Michele Handley won’t be moving to Wilson for another month, but that didn’t stop the newly appointed director for the Eastern North Carolina School for the Deaf from meeting with staff Friday.
“We are so lucky to have Dr. Handley joining us in North Carolina,” said Maria Pitre-Martin, the deputy state superintendent for the N.C. Department of Public Instruction. “It was critical to look for a new director in a timely manner and bring the best possible candidate to you and I believe we’ve done that. I look forward to having her with us in a month.”
With the help of videoconferencing, Handley was able to introduce herself and answer questions. She currently works at the Florida School for the Deaf and the Blind, where she has been since 2007. In addition to administrative roles, Handley has been a parent adviser, teacher and interpreter at schools in Colorado and Georgia since getting a bachelor’s degree in 1996.
She said she had always heard positive things about ENCSD, but when the position became available after Carter Bearden resigned in mid-2017, she said she was convinced to apply when she learned the school and the community rallied to keep the school open when efforts were made to shutter it.
“Immediately when I got on your campus, I felt like I fit. When I was in the interview with the big panel of people, I felt like we were friends,” she said. “During the second interview, I came again and I was worried because I was so comfortable with all the people, but it really did feel like I was home.”
The 44-year-old mom of one will move to Wilson at the beginning of March and start work at the school on March 13.
“When I get there, I‘ll send out a survey to all staff, parents and students. I want to know what are your concerns, what are your goals and what are some solutions,” she said. “There are some ideas I have, but I want to hear your perspectives first.”
Gary Farmer, who worked for ENCSD for 32 years and now serves on the school advisory board, asked Handley about whether she supported athletic programs at the school.
“Sports teach so many skills for life like teamwork, self-satisfaction, discipline and taking care of business. Those are all life skills,” she said. “I support that, but you have to have the balance, so you have got to have the good academics first.”
ENCSD is slated to add a preschool program for deaf and hard of hearing children in the fall and Dianne Wright picked Handley’s brain about the new curriculum.
“We need to make sure our program is at its best. We need to make sure every class for every student is meeting their needs,” Handley said. “Think about it like a product you’re selling. If it is cheap, no one is going to buy it, so we have to make sure our product is top-notch, then look at how to expand and address any gaps we have. If 3- to 5-year-olds are falling through the gap, we can address that. If our K-12 program is not strong enough, we’ll focus on that first.”
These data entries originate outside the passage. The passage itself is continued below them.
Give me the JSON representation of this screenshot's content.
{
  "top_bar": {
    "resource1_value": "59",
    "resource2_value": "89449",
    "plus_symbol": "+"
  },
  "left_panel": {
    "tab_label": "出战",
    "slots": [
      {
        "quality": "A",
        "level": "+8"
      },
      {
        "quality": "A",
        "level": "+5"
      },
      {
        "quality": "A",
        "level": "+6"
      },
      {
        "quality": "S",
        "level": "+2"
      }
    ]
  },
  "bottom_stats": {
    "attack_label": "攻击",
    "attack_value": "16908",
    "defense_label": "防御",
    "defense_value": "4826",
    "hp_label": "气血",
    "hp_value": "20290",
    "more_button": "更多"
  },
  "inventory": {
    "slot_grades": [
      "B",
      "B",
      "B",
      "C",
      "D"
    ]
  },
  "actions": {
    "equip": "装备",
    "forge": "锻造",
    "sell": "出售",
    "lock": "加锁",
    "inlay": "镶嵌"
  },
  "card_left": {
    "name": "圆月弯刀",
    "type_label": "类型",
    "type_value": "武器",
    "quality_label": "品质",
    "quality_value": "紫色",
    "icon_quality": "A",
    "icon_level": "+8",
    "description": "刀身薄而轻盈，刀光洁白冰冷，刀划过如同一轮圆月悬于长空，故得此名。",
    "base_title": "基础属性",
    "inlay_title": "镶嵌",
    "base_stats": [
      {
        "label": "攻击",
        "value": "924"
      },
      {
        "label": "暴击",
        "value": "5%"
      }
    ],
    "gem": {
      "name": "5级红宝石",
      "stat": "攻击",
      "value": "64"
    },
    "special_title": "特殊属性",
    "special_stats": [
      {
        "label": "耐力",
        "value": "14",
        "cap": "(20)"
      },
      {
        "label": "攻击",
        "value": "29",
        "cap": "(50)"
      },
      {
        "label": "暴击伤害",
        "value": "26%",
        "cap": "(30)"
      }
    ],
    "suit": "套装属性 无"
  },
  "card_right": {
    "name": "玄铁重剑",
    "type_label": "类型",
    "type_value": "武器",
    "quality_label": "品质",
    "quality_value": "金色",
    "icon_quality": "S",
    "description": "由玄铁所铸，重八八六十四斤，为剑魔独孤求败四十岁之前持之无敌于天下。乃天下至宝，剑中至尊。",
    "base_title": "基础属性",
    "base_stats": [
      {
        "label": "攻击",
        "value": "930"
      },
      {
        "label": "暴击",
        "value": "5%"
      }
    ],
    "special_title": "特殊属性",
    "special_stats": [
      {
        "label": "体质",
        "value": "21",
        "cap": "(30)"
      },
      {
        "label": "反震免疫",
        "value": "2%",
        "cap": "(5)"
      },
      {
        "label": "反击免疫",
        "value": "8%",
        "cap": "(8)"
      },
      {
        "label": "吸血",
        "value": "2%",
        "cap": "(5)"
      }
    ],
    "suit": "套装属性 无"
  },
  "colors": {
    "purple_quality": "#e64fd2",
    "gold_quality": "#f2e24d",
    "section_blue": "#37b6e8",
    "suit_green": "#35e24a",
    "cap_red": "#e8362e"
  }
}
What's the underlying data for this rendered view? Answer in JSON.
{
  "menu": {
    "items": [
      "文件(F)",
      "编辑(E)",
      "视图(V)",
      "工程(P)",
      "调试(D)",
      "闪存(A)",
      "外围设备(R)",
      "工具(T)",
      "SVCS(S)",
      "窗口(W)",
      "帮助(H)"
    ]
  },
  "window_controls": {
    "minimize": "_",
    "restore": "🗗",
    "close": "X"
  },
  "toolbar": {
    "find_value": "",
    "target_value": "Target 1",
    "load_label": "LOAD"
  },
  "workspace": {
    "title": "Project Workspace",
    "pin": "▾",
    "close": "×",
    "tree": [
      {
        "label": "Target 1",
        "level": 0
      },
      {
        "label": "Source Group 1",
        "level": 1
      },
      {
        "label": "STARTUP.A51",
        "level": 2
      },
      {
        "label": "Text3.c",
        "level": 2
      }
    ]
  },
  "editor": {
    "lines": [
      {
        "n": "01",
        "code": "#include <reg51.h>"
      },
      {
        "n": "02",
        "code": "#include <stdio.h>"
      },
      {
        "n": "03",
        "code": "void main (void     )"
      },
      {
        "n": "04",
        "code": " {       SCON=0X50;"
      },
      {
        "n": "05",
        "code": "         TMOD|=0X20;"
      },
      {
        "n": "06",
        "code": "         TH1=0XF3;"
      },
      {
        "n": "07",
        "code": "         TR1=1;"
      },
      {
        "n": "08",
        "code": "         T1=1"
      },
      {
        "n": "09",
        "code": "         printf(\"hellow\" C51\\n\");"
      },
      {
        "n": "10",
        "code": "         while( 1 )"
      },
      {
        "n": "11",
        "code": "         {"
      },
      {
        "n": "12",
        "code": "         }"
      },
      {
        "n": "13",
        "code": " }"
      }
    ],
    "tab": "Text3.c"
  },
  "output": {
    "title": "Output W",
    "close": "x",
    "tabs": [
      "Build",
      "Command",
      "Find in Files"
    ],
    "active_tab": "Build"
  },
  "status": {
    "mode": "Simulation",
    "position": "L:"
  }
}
While Handley is fluent in sign language, it wasn’t until her senior year in college that she changed her career path and learned from a co-worker at Belk.
“She taught me sign language from ‘The Joy of Signing’ and I was totally fascinated by it. I wanted more experience and practice, so I signed up to be a substitute teacher in the school system, but at that time, there were no subs for interpreting,” she said. “With my beginning sign language, I went into a preschool class and they were better at signing than I was.”
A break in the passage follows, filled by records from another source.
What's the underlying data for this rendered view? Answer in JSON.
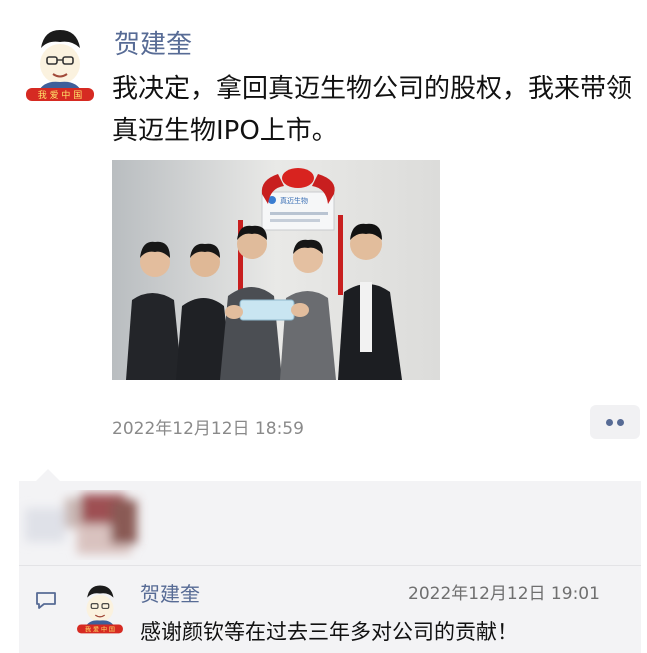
{
  "post": {
    "author": "贺建奎",
    "text": "我决定，拿回真迈生物公司的股权，我来带领真迈生物IPO上市。",
    "avatar_caption": "我 爱 中 国",
    "photo_sign_text": "真迈生物",
    "timestamp": "2022年12月12日 18:59"
  },
  "comment": {
    "author": "贺建奎",
    "timestamp": "2022年12月12日 19:01",
    "text": "感谢颜钦等在过去三年多对公司的贡献！",
    "avatar_caption": "我 爱 中 国"
  },
  "icons": {
    "more": "more-dots-icon",
    "comment": "comment-bubble-icon"
  },
  "colors": {
    "link_blue": "#576b95",
    "panel_bg": "#f3f3f5",
    "text": "#111111",
    "meta_gray": "#8a8a8a"
  }
}
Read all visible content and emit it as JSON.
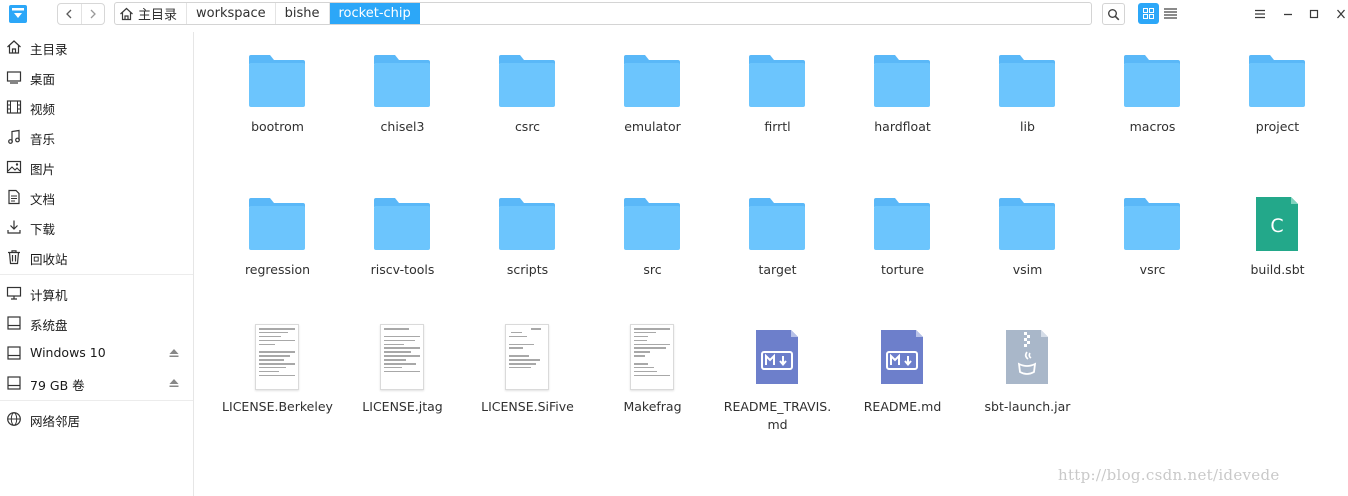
{
  "titlebar": {
    "breadcrumbs": [
      "主目录",
      "workspace",
      "bishe",
      "rocket-chip"
    ],
    "active_crumb": "rocket-chip"
  },
  "sidebar": {
    "items": [
      {
        "label": "主目录",
        "icon": "home-icon"
      },
      {
        "label": "桌面",
        "icon": "desktop-icon"
      },
      {
        "label": "视频",
        "icon": "video-icon"
      },
      {
        "label": "音乐",
        "icon": "music-icon"
      },
      {
        "label": "图片",
        "icon": "picture-icon"
      },
      {
        "label": "文档",
        "icon": "document-icon"
      },
      {
        "label": "下载",
        "icon": "download-icon"
      },
      {
        "label": "回收站",
        "icon": "trash-icon"
      },
      {
        "label": "计算机",
        "icon": "computer-icon"
      },
      {
        "label": "系统盘",
        "icon": "disk-icon"
      },
      {
        "label": "Windows 10",
        "icon": "disk-icon",
        "eject": true
      },
      {
        "label": "79 GB 卷",
        "icon": "disk-icon",
        "eject": true
      },
      {
        "label": "网络邻居",
        "icon": "network-icon"
      }
    ]
  },
  "files": [
    {
      "name": "bootrom",
      "kind": "folder"
    },
    {
      "name": "chisel3",
      "kind": "folder"
    },
    {
      "name": "csrc",
      "kind": "folder"
    },
    {
      "name": "emulator",
      "kind": "folder"
    },
    {
      "name": "firrtl",
      "kind": "folder"
    },
    {
      "name": "hardfloat",
      "kind": "folder"
    },
    {
      "name": "lib",
      "kind": "folder"
    },
    {
      "name": "macros",
      "kind": "folder"
    },
    {
      "name": "project",
      "kind": "folder"
    },
    {
      "name": "regression",
      "kind": "folder"
    },
    {
      "name": "riscv-tools",
      "kind": "folder"
    },
    {
      "name": "scripts",
      "kind": "folder"
    },
    {
      "name": "src",
      "kind": "folder"
    },
    {
      "name": "target",
      "kind": "folder"
    },
    {
      "name": "torture",
      "kind": "folder"
    },
    {
      "name": "vsim",
      "kind": "folder"
    },
    {
      "name": "vsrc",
      "kind": "folder"
    },
    {
      "name": "build.sbt",
      "kind": "scala",
      "glyph": "C"
    },
    {
      "name": "LICENSE.Berkeley",
      "kind": "text"
    },
    {
      "name": "LICENSE.jtag",
      "kind": "text"
    },
    {
      "name": "LICENSE.SiFive",
      "kind": "text"
    },
    {
      "name": "Makefrag",
      "kind": "text"
    },
    {
      "name": "README_TRAVIS.md",
      "kind": "markdown"
    },
    {
      "name": "README.md",
      "kind": "markdown"
    },
    {
      "name": "sbt-launch.jar",
      "kind": "jar"
    }
  ],
  "watermark": "http://blog.csdn.net/idevede",
  "colors": {
    "accent": "#2ca7f8",
    "folder": "#6cc5fd",
    "folder_tab": "#5ab8f8",
    "scala": "#23a88a",
    "markdown": "#6d7fcb",
    "jar": "#a9b7c9"
  }
}
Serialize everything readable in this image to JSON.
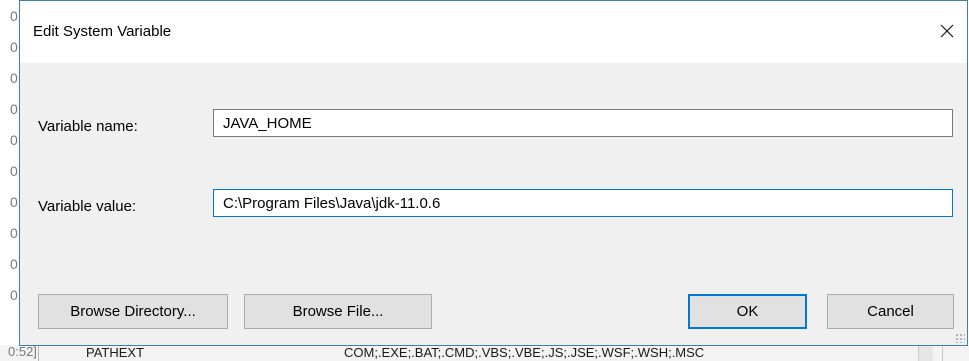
{
  "background": {
    "left_column_values": [
      "0",
      "0",
      "0",
      "0",
      "0",
      "0",
      "0",
      "0",
      "0",
      "0"
    ],
    "bottom_row": {
      "left_value": "0:52]",
      "name": "PATHEXT",
      "value": "COM;.EXE;.BAT;.CMD;.VBS;.VBE;.JS;.JSE;.WSF;.WSH;.MSC"
    }
  },
  "dialog": {
    "title": "Edit System Variable",
    "close_icon": "close-icon",
    "variable_name_label": "Variable name:",
    "variable_name_value": "JAVA_HOME",
    "variable_value_label": "Variable value:",
    "variable_value_value": "C:\\Program Files\\Java\\jdk-11.0.6",
    "buttons": {
      "browse_directory": "Browse Directory...",
      "browse_file": "Browse File...",
      "ok": "OK",
      "cancel": "Cancel"
    },
    "colors": {
      "accent": "#0078d7",
      "frame_border": "#3c7fb1",
      "client_bg": "#f0f0f0",
      "button_bg": "#e1e1e1"
    }
  }
}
After that experience, she signed up for the interpreter training program and lived with deaf college students in the dorm for the summer. She has since gotten her master’s degree and her doctorate in education. She said she enjoys crafting and art in her free time as well as spending time with her 7-year-old son.
“I really spend most of my time with my son and working,” she said. “I am passionate about my work. I enjoy it and sometimes when I go home, I’ll read articles about work.”
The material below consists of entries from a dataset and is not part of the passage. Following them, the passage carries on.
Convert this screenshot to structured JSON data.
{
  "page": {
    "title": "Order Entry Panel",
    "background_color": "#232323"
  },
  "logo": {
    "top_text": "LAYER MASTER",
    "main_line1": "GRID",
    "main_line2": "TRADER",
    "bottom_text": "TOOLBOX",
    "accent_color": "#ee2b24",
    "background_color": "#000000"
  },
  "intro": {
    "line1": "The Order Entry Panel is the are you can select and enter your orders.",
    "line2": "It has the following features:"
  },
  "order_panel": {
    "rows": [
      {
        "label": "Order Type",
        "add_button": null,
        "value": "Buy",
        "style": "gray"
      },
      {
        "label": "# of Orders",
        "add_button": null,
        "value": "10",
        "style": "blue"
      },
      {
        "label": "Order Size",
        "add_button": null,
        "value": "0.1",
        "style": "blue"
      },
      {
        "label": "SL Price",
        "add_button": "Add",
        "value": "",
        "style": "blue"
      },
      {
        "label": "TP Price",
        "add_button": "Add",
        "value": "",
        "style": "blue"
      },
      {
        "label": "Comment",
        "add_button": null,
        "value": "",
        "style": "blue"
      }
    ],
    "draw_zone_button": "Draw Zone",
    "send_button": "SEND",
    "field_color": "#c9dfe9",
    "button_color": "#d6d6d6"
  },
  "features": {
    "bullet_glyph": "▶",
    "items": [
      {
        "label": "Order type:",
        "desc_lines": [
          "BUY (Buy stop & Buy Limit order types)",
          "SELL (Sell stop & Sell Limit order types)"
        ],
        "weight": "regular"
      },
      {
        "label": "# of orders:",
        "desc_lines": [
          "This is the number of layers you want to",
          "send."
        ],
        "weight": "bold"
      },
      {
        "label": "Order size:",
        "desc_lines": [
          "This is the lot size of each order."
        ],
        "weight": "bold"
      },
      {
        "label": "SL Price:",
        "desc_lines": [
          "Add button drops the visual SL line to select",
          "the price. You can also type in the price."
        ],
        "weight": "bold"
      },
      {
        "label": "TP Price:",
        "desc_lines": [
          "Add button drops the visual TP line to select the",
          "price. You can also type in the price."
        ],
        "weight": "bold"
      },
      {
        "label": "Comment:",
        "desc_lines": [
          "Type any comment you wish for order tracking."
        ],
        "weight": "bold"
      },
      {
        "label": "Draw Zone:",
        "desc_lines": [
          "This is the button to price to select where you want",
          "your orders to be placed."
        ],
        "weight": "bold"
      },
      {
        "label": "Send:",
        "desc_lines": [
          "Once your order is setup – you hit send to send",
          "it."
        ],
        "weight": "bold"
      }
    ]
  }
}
Handley said she feels the school’s career technology education curriculum is essential.
“Technology is our world now and many of our students will be in the technology career field,” she said. “It is good that we have a program to address those needs. If a student wants to go to work or college, we need to do our best to prepare them for whatever path meets their needs.”
More than 30 applications were received for the opportunity to lead the school’s 70 students and more than 100 staff members.
“I feel honored to be selected as the new director for the ENCSD,” Handley said. “I am looking forward to being a part of the ENCSD and Wilson communities, and enhancing the education and services for students who are deaf or hard of hearing in North Carolina.”